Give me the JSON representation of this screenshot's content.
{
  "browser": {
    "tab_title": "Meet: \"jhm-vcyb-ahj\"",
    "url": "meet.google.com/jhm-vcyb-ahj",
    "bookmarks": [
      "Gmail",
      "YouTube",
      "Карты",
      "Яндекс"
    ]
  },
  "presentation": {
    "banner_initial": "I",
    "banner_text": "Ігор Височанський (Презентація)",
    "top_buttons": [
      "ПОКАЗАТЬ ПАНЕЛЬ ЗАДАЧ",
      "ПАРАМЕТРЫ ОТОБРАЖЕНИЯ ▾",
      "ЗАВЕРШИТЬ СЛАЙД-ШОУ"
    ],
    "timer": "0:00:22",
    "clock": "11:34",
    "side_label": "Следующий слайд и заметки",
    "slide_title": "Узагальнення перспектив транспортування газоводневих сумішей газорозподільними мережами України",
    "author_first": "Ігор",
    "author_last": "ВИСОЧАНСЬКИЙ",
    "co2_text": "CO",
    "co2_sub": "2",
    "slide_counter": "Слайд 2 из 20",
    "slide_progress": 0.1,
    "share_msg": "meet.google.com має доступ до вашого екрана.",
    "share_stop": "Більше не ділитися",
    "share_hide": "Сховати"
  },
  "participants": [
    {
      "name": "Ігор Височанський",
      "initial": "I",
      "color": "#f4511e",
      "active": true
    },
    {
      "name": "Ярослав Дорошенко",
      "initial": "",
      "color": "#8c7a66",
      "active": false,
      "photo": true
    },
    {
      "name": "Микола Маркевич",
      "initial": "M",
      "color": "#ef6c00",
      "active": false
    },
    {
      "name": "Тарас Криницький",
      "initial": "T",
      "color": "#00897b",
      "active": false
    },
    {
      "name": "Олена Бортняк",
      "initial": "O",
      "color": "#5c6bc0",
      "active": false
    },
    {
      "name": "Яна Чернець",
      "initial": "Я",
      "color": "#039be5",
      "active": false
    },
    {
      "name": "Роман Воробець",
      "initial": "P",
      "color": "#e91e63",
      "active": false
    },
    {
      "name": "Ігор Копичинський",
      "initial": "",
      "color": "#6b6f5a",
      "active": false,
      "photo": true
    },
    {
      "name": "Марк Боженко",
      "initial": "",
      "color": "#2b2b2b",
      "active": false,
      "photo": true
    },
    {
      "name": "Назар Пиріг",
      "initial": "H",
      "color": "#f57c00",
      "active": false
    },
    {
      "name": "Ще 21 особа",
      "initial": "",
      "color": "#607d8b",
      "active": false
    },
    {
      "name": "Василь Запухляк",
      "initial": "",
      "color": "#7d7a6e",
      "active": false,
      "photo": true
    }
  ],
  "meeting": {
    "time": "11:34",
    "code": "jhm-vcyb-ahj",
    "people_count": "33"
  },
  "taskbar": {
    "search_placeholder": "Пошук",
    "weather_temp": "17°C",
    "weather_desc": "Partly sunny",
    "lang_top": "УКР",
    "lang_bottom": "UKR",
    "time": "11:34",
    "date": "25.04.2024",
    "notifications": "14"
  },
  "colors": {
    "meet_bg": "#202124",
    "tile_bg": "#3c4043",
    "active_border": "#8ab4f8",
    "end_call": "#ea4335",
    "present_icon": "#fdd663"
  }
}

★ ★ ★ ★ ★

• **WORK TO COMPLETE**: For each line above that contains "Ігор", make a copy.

• **EXERCISE RESPONSE**:
    "banner_text": "Ігор Височанський (Презентація)",
    "author_first": "Ігор",
      "name": "Ігор Височанський",
      "name": "Ігор Копичинський",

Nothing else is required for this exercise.